The pH sensor, described in “Optoelectronic Instrument Monitors pH in a Culture Medium” (MSC-23107), NASA Tech Briefs, Vol. 28, No. 9 (September 2004), page 4a, was coupled to the above control system containing a small volume of a mixture of sodium and potassium hydroxide and bicarbonate solution to form a pH control system. When the sensor pH output fell below a preset level, a small amount of buffer was injected to the bioreactor to bring the pH to the desired level. This system was tested in a 120-day cell run, where the pH was controlled at 7.1±0.1 pH unit. The volume of buffer used was negligible compared to the volume of cell culture medium required for the same level of pH control. By controlling the culture pH in this manner, the cells produced less biofilm.

The oxygen-monitoring system is designed to satisfy special requirements for noninvasiveness, sterilizability, compactness, light weight, and nontoxicity to the cells nourished by the solution. The oxygen sensor exploits dynamic quenching of fluorescence by oxygen molecules. The sensor includes a capillary tube of inside diameter 2 mm, lined with a 0.1-mm-thick sensing layer of oxygen-sensitive fluorescent dye, and titanium oxide encapsulated in a gas-permeable, ion-impermeable silicone rubber. The sensing layer is overlaid with a black shielding layer of carbon black encapsulated in silicone rubber. The solution of interest flows through the tube, and oxygen from the solution permeates the silicone-rubber layers. The degree of permeation (and, hence, the rate of quenching of fluorescence) is reversible; that is, it varies along with the concentration of dissolved oxygen.

The dye is tris(4,7-diphenyl-1,10-phenanthroline)ruthenium(ll)chloride [Ru(dpp)3Cl2], which exhibits a high quantum yield (30 percent) of red (wavelength 626 nm) fluorescence with a lifetime of 5.34 ms after irradiation with blue light. A pulsed light-emitting diode (LED) of wavelength 465 nm is used as the radiation source. Operation in pulse mode minimizes the dye-bleaching effect that could occur if the LED were to irradiate the dye continuously during long-term monitoring. A long wavelength-pass filter is used to remove the blue LED light reflected and scattered by the irradiated capillary tube and its contents. The remaining light — predominantly the red fluorescence — is detected by a photodiode.

Figure 2. Blue Light From the LED excites red fluorescence in the dye encapsulated in the silicone rubber. The intensity of the fluorescence, measured by use of the photodiode, varies with the concentration of oxygen dissolved in the solution flowing through the tube.

The pulsed output of the photodiode is digitized and processed to determine the concentration of dissolved oxygen in terms of the partial pressure of oxygen (pO2). This determination is made by use of the Stern-Volmer equation for the intensity and fluorescence lifetime of oxygen-quenched fluorescence of a luminescent dye:

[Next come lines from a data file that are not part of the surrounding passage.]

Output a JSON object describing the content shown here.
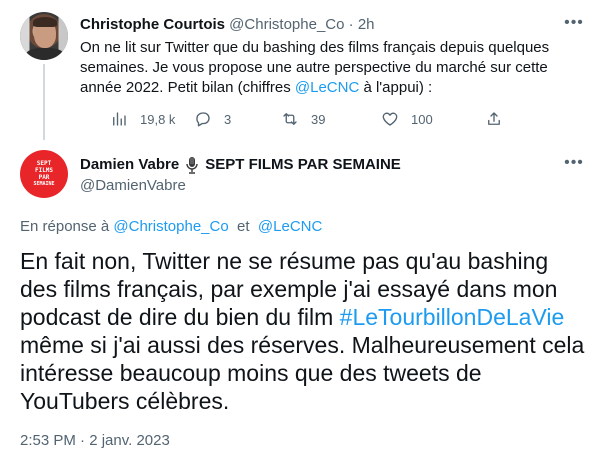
{
  "tweet1": {
    "author_name": "Christophe Courtois",
    "author_handle": "@Christophe_Co",
    "separator": "·",
    "time": "2h",
    "body_before_link": "On ne lit sur Twitter que du bashing des films français depuis quelques semaines. Je vous propose une autre perspective du marché sur cette année 2022. Petit bilan (chiffres ",
    "body_link": "@LeCNC",
    "body_after_link": " à l'appui) :",
    "actions": {
      "views": "19,8 k",
      "replies": "3",
      "retweets": "39",
      "likes": "100"
    }
  },
  "tweet2": {
    "author_name": "Damien Vabre",
    "author_tagline": "SEPT FILMS PAR SEMAINE",
    "author_handle": "@DamienVabre",
    "avatar_lines": [
      "SEPT",
      "FILMS",
      "PAR",
      "SEMAINE"
    ],
    "reply_prefix": "En réponse à",
    "reply_to_1": "@Christophe_Co",
    "reply_and": "et",
    "reply_to_2": "@LeCNC",
    "body_before_hashtag": "En fait non, Twitter ne se résume pas qu'au bashing des films français, par exemple j'ai essayé dans mon podcast de dire du bien du film ",
    "body_hashtag": "#LeTourbillonDeLaVie",
    "body_after_hashtag": " même si j'ai aussi des réserves. Malheureusement cela intéresse beaucoup moins que des tweets de YouTubers célèbres.",
    "timestamp": "2:53 PM · 2 janv. 2023"
  },
  "colors": {
    "link": "#1d9bf0",
    "secondary_text": "#536471",
    "avatar2_bg": "#e8262a",
    "thread_line": "#cfd9de"
  },
  "icons": [
    "more-icon",
    "views-icon",
    "reply-icon",
    "retweet-icon",
    "like-icon",
    "share-icon",
    "microphone-icon"
  ]
}
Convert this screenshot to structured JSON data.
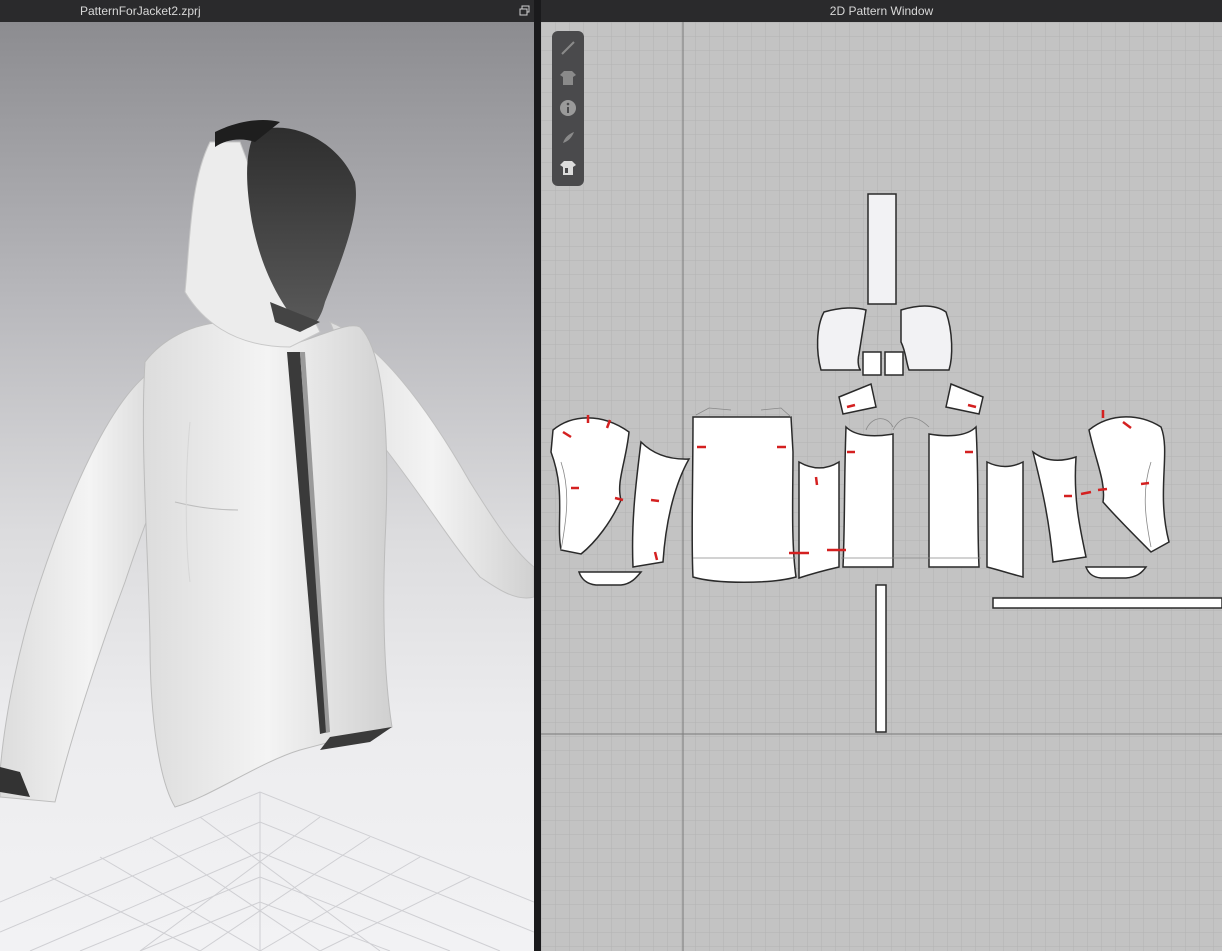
{
  "windows": {
    "viewport_3d": {
      "title": "PatternForJacket2.zprj"
    },
    "pattern_2d": {
      "title": "2D Pattern Window"
    }
  },
  "toolbox": [
    {
      "name": "seam-line-icon"
    },
    {
      "name": "garment-icon"
    },
    {
      "name": "info-icon"
    },
    {
      "name": "fabric-icon"
    },
    {
      "name": "avatar-garment-icon"
    }
  ],
  "colors": {
    "titlebar_bg": "#2a2a2c",
    "grid_bg": "#c3c3c3",
    "piece_fill": "#ffffff",
    "notch_red": "#d42020",
    "outline": "#2a2a2a"
  }
}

I0/I= t0/t = 1 + Ksv(pO2),

where I0 and I are the intensities of fluorescence in the absence and presence of oxygen, respectively; t0 and t are the fluorescence-decay lifetimes in the absence and presence of oxygen, respectively; and Ksv (the Stern-Volmer constant) depends on details of the sensor design and construction. The sensor is calibrated by use of a phosphate-buffered saline solution containing a known elevated concentration of oxygen. The oxygen sensor was tested for over 180 days in a perfused rotating-wall bioreactor, using a single, initial calibration for the entire experiment.

This work was done by Melody M. Anderson and Neat R. Pellis of Johnson Space Center, and Antony S. Jeevarajan, Thomas D. Taylor, Yuanhang Xu, Frank Gao of Wyle Laboratories. For further information, contact the Johnson Innovative Technology Partnerships Office at (281) 483-3809.

This invention is owned by NASA, and a patent application has been filed. Inquiries concerning nonexclusive or exclusive license for its commercial development should be addressed to

the Patent Counsel
Johnson Space Center
(281) 483-0837.

Refer to MSC-23473/504/13/54.

The U.S. Government does not endorse any commercial product, process, or activity identified on this web site.